- _What is needed_
In the entries below, find every line with "JSON" and copy it.

- _Information given_
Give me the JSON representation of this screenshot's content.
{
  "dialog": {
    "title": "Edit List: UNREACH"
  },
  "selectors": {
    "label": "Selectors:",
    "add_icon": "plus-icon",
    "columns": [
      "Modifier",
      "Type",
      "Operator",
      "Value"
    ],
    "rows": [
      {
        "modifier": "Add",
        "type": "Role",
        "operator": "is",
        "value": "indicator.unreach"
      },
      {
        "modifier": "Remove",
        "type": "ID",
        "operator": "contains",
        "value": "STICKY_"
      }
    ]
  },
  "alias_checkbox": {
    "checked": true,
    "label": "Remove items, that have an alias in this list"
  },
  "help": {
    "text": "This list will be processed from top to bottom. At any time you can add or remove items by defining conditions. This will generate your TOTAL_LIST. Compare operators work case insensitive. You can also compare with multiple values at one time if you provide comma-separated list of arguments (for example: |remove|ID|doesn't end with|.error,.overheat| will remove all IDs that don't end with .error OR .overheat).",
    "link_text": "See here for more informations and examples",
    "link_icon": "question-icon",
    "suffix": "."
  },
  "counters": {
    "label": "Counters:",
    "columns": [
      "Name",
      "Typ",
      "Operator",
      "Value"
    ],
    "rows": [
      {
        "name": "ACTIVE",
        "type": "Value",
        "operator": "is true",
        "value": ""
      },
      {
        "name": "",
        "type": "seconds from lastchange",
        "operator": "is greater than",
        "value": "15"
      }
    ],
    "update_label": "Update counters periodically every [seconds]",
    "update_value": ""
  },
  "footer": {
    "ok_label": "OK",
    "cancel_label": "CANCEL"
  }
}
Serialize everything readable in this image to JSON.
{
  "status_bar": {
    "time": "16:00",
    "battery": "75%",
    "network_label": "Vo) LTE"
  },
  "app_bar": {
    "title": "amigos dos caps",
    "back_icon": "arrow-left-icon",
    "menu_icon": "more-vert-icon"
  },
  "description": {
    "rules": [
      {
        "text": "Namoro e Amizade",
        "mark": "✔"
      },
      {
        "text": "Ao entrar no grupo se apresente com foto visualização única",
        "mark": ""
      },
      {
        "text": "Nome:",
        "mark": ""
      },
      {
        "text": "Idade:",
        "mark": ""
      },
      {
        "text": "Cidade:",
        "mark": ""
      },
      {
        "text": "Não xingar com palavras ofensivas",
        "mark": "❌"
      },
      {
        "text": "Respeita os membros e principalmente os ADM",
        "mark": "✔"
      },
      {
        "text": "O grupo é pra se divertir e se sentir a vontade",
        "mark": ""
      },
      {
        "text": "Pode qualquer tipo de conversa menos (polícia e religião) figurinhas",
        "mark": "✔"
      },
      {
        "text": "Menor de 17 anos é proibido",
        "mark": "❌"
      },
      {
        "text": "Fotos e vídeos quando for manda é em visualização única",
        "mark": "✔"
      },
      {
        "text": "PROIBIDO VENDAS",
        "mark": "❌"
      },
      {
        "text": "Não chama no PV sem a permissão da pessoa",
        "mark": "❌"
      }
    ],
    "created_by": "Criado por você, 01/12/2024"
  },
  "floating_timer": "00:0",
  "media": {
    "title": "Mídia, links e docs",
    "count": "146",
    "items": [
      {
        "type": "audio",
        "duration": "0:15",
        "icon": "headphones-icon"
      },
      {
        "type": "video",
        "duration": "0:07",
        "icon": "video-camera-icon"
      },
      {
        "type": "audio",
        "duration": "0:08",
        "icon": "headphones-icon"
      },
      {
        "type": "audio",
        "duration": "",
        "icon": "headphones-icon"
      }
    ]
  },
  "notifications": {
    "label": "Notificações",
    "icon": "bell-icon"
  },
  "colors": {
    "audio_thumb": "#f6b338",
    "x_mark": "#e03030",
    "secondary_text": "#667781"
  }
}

- _Answer below_
Give me the JSON representation of this screenshot's content.
Serialize everything readable in this image to JSON.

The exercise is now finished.